### Required action
Your task is to show every line in the listing below that includes "const".

### Data listing
[Start of section]
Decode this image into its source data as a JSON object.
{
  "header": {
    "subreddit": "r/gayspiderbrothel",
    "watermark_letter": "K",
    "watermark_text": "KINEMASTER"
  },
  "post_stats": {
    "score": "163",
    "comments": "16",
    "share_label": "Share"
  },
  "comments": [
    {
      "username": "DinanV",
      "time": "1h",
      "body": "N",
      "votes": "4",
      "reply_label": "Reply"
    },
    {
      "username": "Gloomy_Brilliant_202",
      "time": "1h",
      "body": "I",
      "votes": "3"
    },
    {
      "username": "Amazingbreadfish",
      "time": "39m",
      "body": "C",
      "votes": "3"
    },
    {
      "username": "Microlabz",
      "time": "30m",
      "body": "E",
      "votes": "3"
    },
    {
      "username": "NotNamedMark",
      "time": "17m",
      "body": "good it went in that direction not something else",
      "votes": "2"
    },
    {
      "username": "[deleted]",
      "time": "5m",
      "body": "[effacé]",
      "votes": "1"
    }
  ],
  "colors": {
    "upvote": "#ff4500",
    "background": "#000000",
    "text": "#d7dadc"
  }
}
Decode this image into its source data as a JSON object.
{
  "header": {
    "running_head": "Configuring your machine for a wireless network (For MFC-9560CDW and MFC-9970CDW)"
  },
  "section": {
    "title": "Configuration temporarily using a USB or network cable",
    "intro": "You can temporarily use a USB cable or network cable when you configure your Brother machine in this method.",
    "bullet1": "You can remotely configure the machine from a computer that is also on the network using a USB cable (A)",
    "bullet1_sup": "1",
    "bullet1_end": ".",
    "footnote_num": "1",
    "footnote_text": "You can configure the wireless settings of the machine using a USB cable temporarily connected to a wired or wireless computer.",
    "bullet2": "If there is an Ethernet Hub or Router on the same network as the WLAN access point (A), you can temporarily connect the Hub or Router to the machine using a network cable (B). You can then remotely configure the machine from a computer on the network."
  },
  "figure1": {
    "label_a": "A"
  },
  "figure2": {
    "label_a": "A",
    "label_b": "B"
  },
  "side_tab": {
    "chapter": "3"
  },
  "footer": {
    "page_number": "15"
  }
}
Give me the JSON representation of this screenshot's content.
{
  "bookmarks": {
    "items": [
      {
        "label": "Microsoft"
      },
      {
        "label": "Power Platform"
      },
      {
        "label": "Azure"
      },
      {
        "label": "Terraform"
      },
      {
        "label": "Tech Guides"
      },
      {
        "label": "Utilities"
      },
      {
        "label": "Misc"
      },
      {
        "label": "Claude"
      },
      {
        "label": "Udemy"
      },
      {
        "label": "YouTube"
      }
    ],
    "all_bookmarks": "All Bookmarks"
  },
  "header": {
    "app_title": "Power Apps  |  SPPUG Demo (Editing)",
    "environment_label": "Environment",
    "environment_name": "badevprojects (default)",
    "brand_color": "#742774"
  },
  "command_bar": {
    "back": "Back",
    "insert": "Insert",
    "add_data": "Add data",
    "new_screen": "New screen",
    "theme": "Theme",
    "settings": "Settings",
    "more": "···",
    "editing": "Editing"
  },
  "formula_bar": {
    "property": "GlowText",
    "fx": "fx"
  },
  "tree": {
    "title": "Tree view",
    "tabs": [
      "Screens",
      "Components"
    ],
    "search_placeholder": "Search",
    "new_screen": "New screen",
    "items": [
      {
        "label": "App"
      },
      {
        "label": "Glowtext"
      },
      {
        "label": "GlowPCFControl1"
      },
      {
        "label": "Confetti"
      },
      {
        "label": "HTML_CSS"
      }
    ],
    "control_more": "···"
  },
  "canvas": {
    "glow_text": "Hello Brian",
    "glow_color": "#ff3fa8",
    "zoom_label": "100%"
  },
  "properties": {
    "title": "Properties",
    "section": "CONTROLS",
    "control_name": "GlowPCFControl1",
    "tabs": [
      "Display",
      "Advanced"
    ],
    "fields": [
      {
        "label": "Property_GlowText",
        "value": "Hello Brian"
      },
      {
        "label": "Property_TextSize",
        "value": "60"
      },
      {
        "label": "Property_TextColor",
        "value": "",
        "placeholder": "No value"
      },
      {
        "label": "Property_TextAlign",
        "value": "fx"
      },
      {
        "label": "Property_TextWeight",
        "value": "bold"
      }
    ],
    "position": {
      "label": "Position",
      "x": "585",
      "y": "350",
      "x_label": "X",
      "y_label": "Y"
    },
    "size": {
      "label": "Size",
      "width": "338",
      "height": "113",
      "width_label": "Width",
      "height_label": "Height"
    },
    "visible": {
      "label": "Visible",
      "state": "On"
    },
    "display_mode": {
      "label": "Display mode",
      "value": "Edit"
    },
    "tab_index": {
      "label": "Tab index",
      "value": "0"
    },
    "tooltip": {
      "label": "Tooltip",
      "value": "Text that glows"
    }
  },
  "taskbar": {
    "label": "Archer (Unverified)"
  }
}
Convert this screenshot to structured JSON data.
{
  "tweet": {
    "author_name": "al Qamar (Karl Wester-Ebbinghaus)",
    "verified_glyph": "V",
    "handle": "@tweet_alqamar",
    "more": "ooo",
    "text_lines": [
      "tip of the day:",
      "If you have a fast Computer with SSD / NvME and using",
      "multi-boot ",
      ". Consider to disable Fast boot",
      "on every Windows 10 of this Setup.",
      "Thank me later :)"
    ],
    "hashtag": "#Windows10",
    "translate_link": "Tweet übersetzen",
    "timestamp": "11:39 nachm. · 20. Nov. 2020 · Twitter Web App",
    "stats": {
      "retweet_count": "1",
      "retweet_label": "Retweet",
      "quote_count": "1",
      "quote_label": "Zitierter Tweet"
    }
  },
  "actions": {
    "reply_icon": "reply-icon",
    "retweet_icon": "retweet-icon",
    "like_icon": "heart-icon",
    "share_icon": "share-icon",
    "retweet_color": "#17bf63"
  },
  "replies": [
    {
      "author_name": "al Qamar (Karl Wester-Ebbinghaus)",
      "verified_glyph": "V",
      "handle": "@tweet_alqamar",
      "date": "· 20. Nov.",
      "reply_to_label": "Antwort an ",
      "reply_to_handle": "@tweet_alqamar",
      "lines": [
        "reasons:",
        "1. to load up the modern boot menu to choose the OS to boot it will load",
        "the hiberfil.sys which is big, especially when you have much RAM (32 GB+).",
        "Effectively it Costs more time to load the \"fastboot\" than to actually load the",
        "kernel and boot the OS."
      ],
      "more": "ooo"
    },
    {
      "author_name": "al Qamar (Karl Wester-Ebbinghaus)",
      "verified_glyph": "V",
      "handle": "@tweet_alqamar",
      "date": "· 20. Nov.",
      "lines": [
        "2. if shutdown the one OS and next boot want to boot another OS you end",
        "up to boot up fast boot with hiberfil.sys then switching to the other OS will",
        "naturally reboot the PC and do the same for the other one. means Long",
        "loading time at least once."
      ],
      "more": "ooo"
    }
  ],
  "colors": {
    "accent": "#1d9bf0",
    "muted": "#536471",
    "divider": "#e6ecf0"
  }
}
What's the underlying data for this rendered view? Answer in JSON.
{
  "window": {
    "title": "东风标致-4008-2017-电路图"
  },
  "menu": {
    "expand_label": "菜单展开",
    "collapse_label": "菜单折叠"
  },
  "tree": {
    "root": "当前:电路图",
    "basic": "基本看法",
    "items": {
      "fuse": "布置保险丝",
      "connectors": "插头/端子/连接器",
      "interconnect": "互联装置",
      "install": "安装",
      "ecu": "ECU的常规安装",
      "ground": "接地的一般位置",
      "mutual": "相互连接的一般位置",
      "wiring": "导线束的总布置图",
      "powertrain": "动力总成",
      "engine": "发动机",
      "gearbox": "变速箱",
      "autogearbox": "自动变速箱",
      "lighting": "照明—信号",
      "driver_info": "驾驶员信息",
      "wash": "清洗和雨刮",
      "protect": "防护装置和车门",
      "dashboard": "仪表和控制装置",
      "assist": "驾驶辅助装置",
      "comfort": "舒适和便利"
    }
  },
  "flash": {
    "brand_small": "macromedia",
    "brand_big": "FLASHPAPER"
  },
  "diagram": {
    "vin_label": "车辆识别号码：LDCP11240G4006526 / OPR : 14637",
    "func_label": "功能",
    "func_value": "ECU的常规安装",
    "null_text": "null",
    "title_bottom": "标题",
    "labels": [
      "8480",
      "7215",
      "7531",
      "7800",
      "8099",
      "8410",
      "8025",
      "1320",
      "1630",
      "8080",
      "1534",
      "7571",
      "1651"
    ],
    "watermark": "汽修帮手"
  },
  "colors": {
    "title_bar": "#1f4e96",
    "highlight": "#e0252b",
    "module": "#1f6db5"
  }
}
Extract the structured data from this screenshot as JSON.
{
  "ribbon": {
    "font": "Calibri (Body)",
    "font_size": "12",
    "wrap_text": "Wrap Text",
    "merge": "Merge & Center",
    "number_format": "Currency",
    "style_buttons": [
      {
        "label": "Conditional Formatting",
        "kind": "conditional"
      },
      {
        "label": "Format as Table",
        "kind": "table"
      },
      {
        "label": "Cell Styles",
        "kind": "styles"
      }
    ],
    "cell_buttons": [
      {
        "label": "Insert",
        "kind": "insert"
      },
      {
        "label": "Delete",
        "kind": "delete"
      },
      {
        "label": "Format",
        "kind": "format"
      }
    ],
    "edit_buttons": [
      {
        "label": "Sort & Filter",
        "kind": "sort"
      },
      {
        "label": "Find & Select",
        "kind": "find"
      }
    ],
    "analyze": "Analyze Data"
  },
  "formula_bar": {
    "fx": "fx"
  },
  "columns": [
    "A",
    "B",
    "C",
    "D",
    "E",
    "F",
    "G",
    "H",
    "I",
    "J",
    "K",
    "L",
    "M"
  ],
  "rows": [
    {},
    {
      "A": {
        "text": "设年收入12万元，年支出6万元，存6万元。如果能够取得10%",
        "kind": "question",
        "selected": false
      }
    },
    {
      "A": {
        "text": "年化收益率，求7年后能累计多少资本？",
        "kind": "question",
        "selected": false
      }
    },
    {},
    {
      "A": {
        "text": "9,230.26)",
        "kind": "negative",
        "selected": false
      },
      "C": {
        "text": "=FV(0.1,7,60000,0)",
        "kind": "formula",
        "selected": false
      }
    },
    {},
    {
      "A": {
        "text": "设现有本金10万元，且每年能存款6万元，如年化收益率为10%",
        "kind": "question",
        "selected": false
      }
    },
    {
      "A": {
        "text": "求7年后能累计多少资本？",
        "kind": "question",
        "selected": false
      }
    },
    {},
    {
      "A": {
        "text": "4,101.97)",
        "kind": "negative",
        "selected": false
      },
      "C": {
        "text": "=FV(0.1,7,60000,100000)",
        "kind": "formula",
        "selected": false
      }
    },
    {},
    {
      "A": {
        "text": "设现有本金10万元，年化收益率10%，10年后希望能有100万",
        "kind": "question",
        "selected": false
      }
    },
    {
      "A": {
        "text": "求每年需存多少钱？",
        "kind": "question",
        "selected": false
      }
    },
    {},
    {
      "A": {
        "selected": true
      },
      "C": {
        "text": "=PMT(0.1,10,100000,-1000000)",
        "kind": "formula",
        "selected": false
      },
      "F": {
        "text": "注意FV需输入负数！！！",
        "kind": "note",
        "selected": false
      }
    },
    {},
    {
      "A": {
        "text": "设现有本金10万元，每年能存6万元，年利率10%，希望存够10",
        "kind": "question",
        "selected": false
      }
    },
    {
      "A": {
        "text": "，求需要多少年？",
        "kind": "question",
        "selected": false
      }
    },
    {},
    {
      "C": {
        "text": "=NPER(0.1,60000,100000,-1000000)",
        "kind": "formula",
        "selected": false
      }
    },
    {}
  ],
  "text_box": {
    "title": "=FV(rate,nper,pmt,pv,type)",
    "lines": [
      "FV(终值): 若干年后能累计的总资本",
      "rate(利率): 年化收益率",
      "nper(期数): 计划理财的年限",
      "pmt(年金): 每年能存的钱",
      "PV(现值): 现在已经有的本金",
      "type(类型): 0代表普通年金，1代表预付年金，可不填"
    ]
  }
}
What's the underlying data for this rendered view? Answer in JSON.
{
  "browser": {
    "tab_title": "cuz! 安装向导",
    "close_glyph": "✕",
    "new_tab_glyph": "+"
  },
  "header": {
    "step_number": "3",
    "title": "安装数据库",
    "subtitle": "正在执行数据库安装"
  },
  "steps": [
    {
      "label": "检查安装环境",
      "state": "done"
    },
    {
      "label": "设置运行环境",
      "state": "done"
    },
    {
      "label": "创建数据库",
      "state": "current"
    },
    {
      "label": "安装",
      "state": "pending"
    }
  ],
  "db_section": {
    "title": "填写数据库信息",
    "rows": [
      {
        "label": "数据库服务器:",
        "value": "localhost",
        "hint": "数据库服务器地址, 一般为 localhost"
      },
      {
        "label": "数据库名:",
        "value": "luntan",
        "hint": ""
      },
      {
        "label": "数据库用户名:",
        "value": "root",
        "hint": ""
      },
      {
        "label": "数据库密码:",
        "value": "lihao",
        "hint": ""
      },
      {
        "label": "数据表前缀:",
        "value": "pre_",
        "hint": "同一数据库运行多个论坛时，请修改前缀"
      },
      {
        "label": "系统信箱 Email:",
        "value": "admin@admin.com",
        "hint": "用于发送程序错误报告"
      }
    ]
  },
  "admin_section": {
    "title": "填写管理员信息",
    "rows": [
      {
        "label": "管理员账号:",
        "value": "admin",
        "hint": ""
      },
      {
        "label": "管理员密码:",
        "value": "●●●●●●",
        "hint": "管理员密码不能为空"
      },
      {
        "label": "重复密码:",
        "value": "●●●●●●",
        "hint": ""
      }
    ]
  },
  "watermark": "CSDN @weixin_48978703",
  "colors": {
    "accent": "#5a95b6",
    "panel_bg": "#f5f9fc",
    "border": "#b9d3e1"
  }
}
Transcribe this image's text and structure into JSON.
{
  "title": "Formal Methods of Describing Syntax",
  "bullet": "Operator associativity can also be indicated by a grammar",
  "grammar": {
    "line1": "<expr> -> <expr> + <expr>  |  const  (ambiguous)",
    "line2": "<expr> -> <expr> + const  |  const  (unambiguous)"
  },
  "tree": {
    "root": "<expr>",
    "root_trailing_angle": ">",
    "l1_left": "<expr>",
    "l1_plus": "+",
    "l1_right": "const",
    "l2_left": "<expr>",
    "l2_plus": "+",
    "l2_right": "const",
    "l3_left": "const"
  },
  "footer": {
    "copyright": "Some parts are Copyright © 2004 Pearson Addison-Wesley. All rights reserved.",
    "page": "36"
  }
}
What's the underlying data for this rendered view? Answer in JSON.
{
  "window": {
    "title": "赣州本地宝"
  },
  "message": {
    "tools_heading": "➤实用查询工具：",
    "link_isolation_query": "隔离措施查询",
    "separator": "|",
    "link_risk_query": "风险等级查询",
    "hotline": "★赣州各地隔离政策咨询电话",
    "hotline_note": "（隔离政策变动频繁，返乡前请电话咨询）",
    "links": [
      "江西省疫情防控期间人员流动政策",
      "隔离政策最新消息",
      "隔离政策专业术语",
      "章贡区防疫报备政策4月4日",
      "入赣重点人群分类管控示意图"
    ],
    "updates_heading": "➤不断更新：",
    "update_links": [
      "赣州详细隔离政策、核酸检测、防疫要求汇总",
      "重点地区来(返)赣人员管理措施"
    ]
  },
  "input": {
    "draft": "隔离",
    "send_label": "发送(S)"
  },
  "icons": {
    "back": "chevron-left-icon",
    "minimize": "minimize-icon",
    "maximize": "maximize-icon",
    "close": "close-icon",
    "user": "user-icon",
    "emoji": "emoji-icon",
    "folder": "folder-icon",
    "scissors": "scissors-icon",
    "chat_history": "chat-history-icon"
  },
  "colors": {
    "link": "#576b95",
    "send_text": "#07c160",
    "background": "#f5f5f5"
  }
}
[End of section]
### Task output
    "line1": "<expr> -> <expr> + <expr>  |  const  (ambiguous)",
    "line2": "<expr> -> <expr> + const  |  const  (unambiguous)"
    "l1_right": "const",
    "l2_right": "const",
    "l3_left": "const"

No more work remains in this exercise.